An unexpected hospital stay will trigger many questions and concerns, and unfortunately for many of us, questions around cost will come to dominate the event. Even with a primary health insurance plan, there can be expenses or costs that simply aren’t covered. A recent study found that two in three adults worry about unexpected medical bills. In this article, we’ll walk you through some of the basics of health insurance plans and steps to reduce your out of pocket costs if you have an unexpected hospital stay.
There are a few different types of major health plans out there, and they vary based on your premium — how much you pay each month, and your deductible — how much you pay when you use your plan. High deductible health plans which offer lower monthly premiums but come with higher deductibles are becoming the norm across many employers in multiple industries. So while monthly costs are lower for consumers, the use of health services carries a higher financial burden. Ultimately, this means that while your monthly cost might be reasonable, a visit to the doctor or a hospital stay could mean significant costs to you.
"Ultimately, this means that while your monthly cost might be reasonable, a visit to the doctor or a hospital stay could mean significant costs to you."
Many people think that because the costs of a high deductible health plan are higher than other options that these plans are automatically bad. While it is true that an individual’s out of pocket costs would be higher, there are times when a high deductible health plan is a good choice. For example, if you are healthy and don’t typically use health services, a high deductible plan will actually lower your overall healthcare costs. In this case, the biggest risk comes from having unexpected medical needs, which means you will have to pay more for care.
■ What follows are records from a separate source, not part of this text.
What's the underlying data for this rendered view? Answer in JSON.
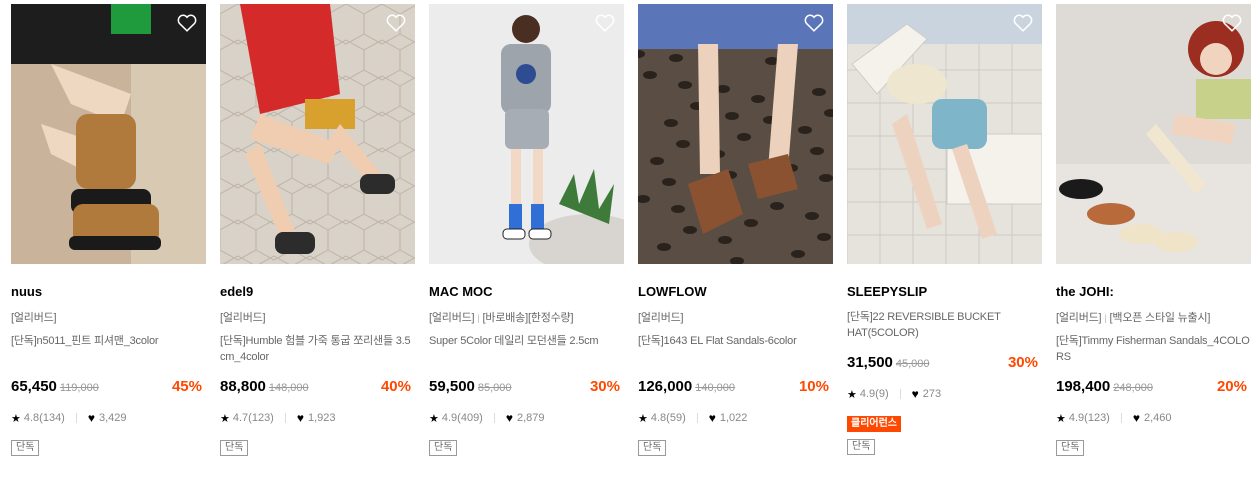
{
  "products": [
    {
      "brand": "nuus",
      "tags": [
        "[얼리버드]"
      ],
      "name": "[단독]n5011_핀트 피셔맨_3color",
      "price": "65,450",
      "original_price": "119,000",
      "discount": "45%",
      "rating": "4.8(134)",
      "likes": "3,429",
      "clearance": "",
      "exclusive": "단독",
      "scene": "sofa-fisherman",
      "colors": {
        "bg": "#c9b49b",
        "accent": "#b07a3c",
        "top": "#1d1d1d"
      }
    },
    {
      "brand": "edel9",
      "tags": [
        "[얼리버드]"
      ],
      "name": "[단독]Humble 험블 가죽 통굽 쪼리샌들 3.5cm_4color",
      "price": "88,800",
      "original_price": "148,000",
      "discount": "40%",
      "rating": "4.7(123)",
      "likes": "1,923",
      "clearance": "",
      "exclusive": "단독",
      "scene": "tile-red",
      "colors": {
        "bg": "#d8d2c8",
        "accent": "#d42a2a",
        "top": "#2c2c2c"
      }
    },
    {
      "brand": "MAC MOC",
      "tags": [
        "[얼리버드]",
        "[바로배송][한정수량]"
      ],
      "name": "Super 5Color 데일리 모던샌들 2.5cm",
      "price": "59,500",
      "original_price": "85,000",
      "discount": "30%",
      "rating": "4.9(409)",
      "likes": "2,879",
      "clearance": "",
      "exclusive": "단독",
      "scene": "studio-grey",
      "colors": {
        "bg": "#ececec",
        "accent": "#9ea4ab",
        "top": "#2f6fd6"
      }
    },
    {
      "brand": "LOWFLOW",
      "tags": [
        "[얼리버드]"
      ],
      "name": "[단독]1643 EL Flat Sandals-6color",
      "price": "126,000",
      "original_price": "140,000",
      "discount": "10%",
      "rating": "4.8(59)",
      "likes": "1,022",
      "clearance": "",
      "exclusive": "단독",
      "scene": "leopard-rug",
      "colors": {
        "bg": "#5a4e44",
        "accent": "#8a5230",
        "top": "#5a76b8"
      }
    },
    {
      "brand": "SLEEPYSLIP",
      "tags": [
        "[단독]22 REVERSIBLE BUCKET HAT(5COLOR)"
      ],
      "name": "",
      "price": "31,500",
      "original_price": "45,000",
      "discount": "30%",
      "rating": "4.9(9)",
      "likes": "273",
      "clearance": "클리어런스",
      "exclusive": "단독",
      "scene": "poolside",
      "colors": {
        "bg": "#e6e2dc",
        "accent": "#efe6cf",
        "top": "#7fb5c9"
      }
    },
    {
      "brand": "the JOHI:",
      "tags": [
        "[얼리버드]",
        "[백오픈 스타일 뉴출시]"
      ],
      "name": "[단독]Timmy Fisherman Sandals_4COLORS",
      "price": "198,400",
      "original_price": "248,000",
      "discount": "20%",
      "rating": "4.9(123)",
      "likes": "2,460",
      "clearance": "",
      "exclusive": "단독",
      "scene": "floor-sit",
      "colors": {
        "bg": "#dedbd6",
        "accent": "#b86a3b",
        "top": "#c8d18a"
      }
    }
  ]
}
The biggest risk when you have a high deductible health plan is an unexpected medical need where you have recurring visits to a doctor or an unforeseen hospitalization.
One way to help reduce the risk of your high deductible health plan is to have some savings specifically set aside for unexpected health care costs. When budgeting and saving, consider creating a new category for healthcare. As you budget every month, set aside a portion of your monthly savings to your healthcare bucket. This will help ensure you have cash available in the event of a surprise health issue.
Another way to reduce this risk is to set up a Health Savings Account (HSA). An HSA is a special savings account that allows you to save pre-tax dollars, which can then be used for any of your health-related spending. One of the benefits of the HSA is that any of your unused savings for the year can be rolled over to the next year. Unlike use-it-or-lose accounts, this means that any money you’ve set aside but haven’t used will still be there in the future.
In addition to major medical health insurance, there are supplemental insurance plans you can get to cover specific medical or health needs. Adding on such plans to a high deductible health plan means you can keep your monthly costs low while reducing the risk of paying entirely for bigger medical events. For example, hospital indemnity insurance kicks when you require covered care in the hospital.
Hospital costs are climbing, and events serious enough to require in-patient hospitalization typically come with extra costs not only for medical treatment (such as hospital bills, follow-up visits, prescription medications) but also due to missed work or extended recuperation time. Adding supplemental health insurance helps protect you from unexpected and rising costs while providing the flexibility to use the funds in the way that makes the most sense for your life.
At Liferaft, we are focused on building simpler, streamlined products that help address surprise events and the associated financial risks you may face. By paying out cash benefits when you need it, our plans prioritize simplicity and flexibility, letting you determine what costs to cover and how.